In 2008 my husband and I could not afford the employee portion of the premium for the healthcare policy offered by his employer, as it was over $1,000 per month (which was close to what we were paying for our mortgage at the time), but our three children (an infant, a toddler and a third-grader) were covered under the Illinois' All Kids program. We contacted every insurance carrier in our area to purchase a catastrophic policy for ourselves, but not a single one would sell us coverage. Not one. They cited my history of endometriosis and gallbladder removal when I was a teenager as preexisting conditions even though I was perfectly healthy now.
I managed to stay healthy until July of that year, when I came down with what I was pretty sure were kidney stones—the pain was excruciating. I googled kidney stones and learned that once you passed them it was relatively safe and you did not need a doctor. Well, I was concerned anyway and decided I wanted to get a professional medical opinion and would just pay cash for a visit and if needed, I would buy any necesssary medication.
I began calling around to local doctors specializing in internal medicine and the first question I was asked, every single time, without fail, was if I had insurance. When I said no, every doctor's office refused to see me. Even though I said I had cash. NO ONE would see me. After a week I gave up and felt better anyway. Then, a few days later I started to experience flu-like symptoms. I became very sick, very fast. I had a high fever, above 102 degrees farenheit, and I could not break it. I endured chills so strong that my teeth were chattering, I was shaking uncontrollably, and could not move. At one point I thought I was seizing. I even got in the shower, turned it as hot as it would get and still couldn't warm up. This went on for days.
Looking back, I know I should've gone to the emergency room immediately. But at the time I thought I had the flu and that it would pass if I kept taking over-the-counter medications and tried to rest. Once I started throwing up and couldn't keep anything down—not even a sip of water—I knew I had to get some kind of medical help. I finally found a nurses' group in one of the nearby "low income" areas of my city, who saw patients based on income and/or lack of health insurance. At this point I wasn't even able to drive so my husband had no choice but to leave work and take me on his lunch break, but not without a fight with his employer to use his lunch break for a personal "errand" to get his sick wife to a doctor.

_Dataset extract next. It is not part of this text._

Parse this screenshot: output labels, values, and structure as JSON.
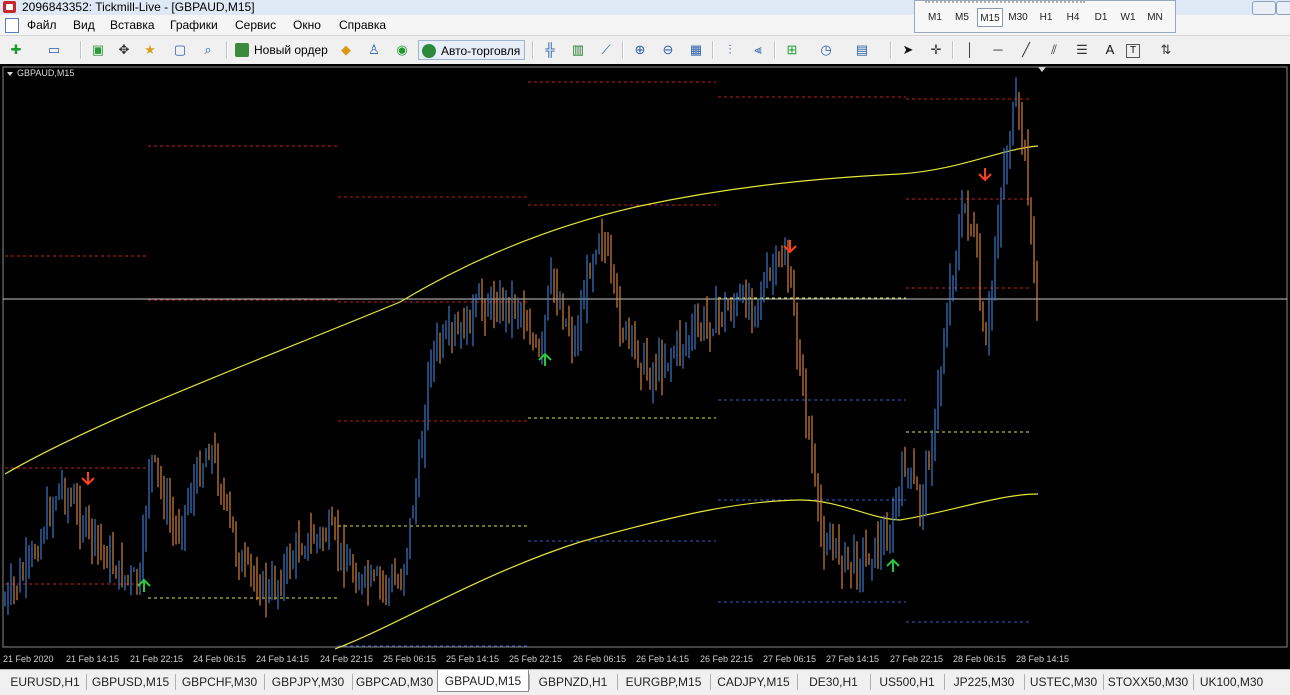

When we arrived I filled out the paperwork and when the nurse practitioner looked at that and then saw my condition, she told my husband that she thought my kidneys could be septic and if he did not take me to the hospital immediately she would call an ambulance and the police herself. It was that serious.
We went straight to the hospital, and it turned out I had a severe kidney infection and was probably hours—at most a day—away from septic kidneys. The doctors in the hospital told me I was very lucky I came in when I did because if the infection had spread to my bloodstream I could have required kidney dialysis for the rest of my life, a kidney transplant or I could have died.
I had to stay in the hospital on IVs, take potassium pills, and have my fever broken repeatedly. I was finally released the day before my baby's 1st birthday and was required to take various expensive prescription medications for four weeks. While my kidney infection finally healed and thankfully I had no lasting effects from it, I did develop bronchial-pneumonia shortly after returning home. The doctors believed it stemmed from a combination of the hospital stay along with a lowered immune system. This necessitated more rounds of expensive drug therapy and medical visits. We had to pay up-front and out of pocket for all of these costs and we did not get a deal for paying cash—all because no insurance company would let us buy insurance and no doctor would see me during the early stages of my illness without it.
And just to add salt to the wounds I was already suffering, my husband was fired the same day that he took me to the hospital, on the grounds that he'd "missed work," and we ended up somewhere in the neighborhood of 10 grand in debt.
The Patient Protection Act would've protected us from all of that. In all likelihood we would have been able to afford our employer provided policy because it probably would not have been so expensive. Even if costs were not reduced and we could not afford our employer provided plan, the Patient Protection Act would most certainly have protected us from all of the companies who excluded us based on my previous health history. One of the stipulations of the PPA is that insurance companies are not allowed to deny coverage for preexisting conditions. We could have purchased a high deductible plan and then I would've been able to get in to see a doctor when I initially felt ill.
No one should have to come that close to losing their life over an easily treatable illness because they had pre-existing conditions. This was one of the many for-profit insurance company wrongs that the Patient Protection Act righted.